“Why do you look for the living among the dead?” the angels said to the women at the empty tomb, whom scripture describes as “terrified” and “perplexed” or “confused.” There’s still a lot of that going around, even today.

We look for the living among the dead because of the ‘because of things’ of our life. Because our perspective on our very busy lives is a blur and we want one place where things are motionless, where time stands still, where nothing ever changes – neither the way the story of God is told nor even God, Herself.

We live in an Age of Confusion, where the fast past of the postmodern life has led to the death of Certainty.
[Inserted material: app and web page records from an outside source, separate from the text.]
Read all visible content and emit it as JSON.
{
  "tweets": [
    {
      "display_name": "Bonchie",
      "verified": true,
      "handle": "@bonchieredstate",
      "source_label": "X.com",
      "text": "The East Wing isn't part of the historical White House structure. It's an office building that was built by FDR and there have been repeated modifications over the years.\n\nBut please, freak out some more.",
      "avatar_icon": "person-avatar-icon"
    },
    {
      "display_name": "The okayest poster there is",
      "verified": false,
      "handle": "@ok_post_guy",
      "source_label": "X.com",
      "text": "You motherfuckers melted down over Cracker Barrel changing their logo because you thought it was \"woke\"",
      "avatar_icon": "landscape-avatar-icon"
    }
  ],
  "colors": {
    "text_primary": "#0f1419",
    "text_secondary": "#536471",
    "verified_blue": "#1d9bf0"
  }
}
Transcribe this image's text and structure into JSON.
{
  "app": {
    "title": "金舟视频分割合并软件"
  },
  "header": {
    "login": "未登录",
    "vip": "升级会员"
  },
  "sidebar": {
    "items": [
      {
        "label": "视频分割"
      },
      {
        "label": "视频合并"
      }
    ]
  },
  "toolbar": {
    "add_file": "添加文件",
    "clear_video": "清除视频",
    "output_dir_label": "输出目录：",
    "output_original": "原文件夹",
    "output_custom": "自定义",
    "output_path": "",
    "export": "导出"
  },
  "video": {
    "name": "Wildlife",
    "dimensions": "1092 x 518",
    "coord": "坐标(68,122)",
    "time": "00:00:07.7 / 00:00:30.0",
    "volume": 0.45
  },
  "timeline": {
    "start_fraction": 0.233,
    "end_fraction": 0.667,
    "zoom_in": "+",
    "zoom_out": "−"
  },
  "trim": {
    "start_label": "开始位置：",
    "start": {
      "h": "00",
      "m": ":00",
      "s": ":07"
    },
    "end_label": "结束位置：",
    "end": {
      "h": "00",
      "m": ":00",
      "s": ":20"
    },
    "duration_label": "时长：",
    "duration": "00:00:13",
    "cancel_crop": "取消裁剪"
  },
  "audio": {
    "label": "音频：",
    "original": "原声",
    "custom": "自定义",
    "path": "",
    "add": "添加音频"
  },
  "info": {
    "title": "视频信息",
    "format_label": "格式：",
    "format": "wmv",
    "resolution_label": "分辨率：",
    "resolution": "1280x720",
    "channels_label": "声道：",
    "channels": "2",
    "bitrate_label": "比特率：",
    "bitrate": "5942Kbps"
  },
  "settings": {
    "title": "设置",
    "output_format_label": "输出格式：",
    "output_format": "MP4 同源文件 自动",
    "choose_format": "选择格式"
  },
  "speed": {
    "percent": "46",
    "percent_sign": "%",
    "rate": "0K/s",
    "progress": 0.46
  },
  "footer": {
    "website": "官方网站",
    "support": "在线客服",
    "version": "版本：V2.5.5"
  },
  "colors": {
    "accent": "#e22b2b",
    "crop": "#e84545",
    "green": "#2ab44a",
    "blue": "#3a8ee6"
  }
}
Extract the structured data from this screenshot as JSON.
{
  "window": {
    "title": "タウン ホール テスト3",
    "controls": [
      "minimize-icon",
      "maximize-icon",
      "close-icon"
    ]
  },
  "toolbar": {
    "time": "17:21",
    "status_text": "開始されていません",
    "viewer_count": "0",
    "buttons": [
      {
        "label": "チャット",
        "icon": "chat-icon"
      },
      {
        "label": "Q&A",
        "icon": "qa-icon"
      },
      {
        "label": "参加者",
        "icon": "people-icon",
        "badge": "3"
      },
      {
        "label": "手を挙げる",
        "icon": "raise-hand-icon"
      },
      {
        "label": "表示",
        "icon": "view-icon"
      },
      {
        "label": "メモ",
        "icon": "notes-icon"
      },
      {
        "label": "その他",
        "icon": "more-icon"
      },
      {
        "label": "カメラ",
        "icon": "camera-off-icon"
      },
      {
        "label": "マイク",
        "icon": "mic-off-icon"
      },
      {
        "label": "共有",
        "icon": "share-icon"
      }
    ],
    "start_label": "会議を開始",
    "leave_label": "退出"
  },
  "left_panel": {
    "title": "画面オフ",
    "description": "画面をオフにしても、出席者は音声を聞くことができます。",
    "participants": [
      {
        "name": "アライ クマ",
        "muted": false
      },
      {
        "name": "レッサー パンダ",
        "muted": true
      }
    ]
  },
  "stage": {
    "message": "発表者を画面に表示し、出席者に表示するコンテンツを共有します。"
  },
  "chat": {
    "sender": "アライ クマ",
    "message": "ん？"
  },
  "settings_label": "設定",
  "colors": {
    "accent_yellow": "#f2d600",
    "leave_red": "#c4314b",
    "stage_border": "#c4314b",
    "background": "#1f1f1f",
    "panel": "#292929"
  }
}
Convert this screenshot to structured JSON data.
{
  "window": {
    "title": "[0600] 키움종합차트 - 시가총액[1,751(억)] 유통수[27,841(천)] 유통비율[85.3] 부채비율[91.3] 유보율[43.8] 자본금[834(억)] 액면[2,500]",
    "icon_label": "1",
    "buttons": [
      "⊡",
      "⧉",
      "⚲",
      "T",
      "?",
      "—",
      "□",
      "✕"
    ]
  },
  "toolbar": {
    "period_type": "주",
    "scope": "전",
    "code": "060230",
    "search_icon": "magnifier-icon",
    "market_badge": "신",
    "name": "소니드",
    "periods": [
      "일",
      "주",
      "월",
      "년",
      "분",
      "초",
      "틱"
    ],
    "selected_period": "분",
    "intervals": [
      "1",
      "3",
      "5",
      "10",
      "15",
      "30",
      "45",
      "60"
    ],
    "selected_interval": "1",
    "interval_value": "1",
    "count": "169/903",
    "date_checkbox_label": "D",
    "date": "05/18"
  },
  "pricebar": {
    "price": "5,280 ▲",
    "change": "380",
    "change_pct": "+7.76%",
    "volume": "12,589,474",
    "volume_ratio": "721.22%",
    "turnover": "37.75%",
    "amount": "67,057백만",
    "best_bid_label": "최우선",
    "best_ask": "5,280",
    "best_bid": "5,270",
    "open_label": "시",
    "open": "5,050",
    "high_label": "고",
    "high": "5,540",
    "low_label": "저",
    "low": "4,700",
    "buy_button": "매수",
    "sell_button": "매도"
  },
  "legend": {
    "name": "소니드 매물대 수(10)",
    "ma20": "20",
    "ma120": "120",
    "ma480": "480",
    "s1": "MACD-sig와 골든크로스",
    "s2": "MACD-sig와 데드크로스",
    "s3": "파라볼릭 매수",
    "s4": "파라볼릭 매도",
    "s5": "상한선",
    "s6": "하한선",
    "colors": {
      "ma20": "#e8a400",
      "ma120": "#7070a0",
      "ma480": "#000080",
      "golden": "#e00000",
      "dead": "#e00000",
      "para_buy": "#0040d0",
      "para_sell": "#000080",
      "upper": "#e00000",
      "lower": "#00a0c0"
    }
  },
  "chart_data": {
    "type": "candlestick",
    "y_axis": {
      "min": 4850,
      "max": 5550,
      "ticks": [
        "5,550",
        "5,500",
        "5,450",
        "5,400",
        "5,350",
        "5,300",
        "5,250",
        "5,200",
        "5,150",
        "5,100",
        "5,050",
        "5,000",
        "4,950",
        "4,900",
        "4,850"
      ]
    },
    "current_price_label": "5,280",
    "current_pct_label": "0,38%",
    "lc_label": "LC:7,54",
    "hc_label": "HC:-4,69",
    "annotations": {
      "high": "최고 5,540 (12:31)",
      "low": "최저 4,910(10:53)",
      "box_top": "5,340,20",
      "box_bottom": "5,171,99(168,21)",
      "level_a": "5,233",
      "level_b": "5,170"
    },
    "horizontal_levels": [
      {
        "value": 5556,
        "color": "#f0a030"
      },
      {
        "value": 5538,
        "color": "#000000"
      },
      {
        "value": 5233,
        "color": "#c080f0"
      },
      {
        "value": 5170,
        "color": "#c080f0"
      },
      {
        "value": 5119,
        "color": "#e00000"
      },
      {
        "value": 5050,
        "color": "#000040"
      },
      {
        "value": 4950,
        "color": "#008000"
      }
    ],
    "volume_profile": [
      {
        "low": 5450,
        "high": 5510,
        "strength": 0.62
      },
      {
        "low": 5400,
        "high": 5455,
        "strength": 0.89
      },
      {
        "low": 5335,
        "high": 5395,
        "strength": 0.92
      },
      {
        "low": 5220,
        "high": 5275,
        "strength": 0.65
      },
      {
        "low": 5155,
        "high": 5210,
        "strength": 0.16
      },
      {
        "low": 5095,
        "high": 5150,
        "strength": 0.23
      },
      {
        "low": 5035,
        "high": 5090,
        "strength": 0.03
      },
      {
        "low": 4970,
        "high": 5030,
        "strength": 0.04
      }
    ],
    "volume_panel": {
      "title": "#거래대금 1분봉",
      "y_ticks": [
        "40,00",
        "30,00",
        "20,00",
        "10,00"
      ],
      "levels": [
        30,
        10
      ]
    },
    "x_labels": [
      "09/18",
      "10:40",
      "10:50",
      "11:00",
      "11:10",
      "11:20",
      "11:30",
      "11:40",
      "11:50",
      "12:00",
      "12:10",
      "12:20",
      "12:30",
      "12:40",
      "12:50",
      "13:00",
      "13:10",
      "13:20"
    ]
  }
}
We also live in an Age of Terror, in a time where confused people, certain about their God and their life, proudly call themselves ‘terrorists’ and make it their lives’ work to confuse and terrorize the world where innocent people die for the sins of others.

Despite the confusion and terror of life, because of the ‘because of things of life’, the human mind will never stop wondering about mystery and seek truth.

Because of the ‘because of things’ of life, the human heart will never stop its quest for love.

Because of the ‘because of things’ of life, the human soul will never stop longing for God.

Here’s the truth I know about the Easter story, the ‘because of things’ I live to proclaim: Because of God, I know about the power of the gifts of creativity and imagination to look into an empty tomb and see possibility.

Because of Jesus, I know about the power of hope to heal and inspire.

Because of the Holy Spirit, I know the confidence which is the antidote to confusion and terror.

The story of your life can be “Jesus died and then he rose.” Or, the story and plot of your life can be, “Jesus died and then he rose to love you lavishly, abundantly and beyond your wildest dreams.” The ‘because of things’ in your life can make the difference between a life which succumbs to confusion and terror or one that embraces possibility and hope.

You only have to wait and listen for the angels that come to the empty places of your life to fill them with their questions and their curiosity.

The Lord is risen! He is risen, indeed! And, because of that, I can say, “Alleluia! Alleluia! Alleluia!” And let the whole church say, “Amen!”


Ann said...

Yearning - for love, for meaning, for immortality, for community - the causes of being.

Wormwood's Doxy said...

Elizabeth---this was a truly excellent sermon! I only wish it was the one that had been preached in my parish on Sunday... ;-)

Cheers and a blessed Eastertide to you,

tania triatleta said...

Do you know where is this picture from? Would you know who is the artist? I´d apreciate your answer. Thank you.
my e-mail:

Elizabeth Kaeton said...

I'm embarrassed to say I don't. That was three years ago. I'm sorry. If it helps, I have made a new resolution not to use an image unless I can credit it.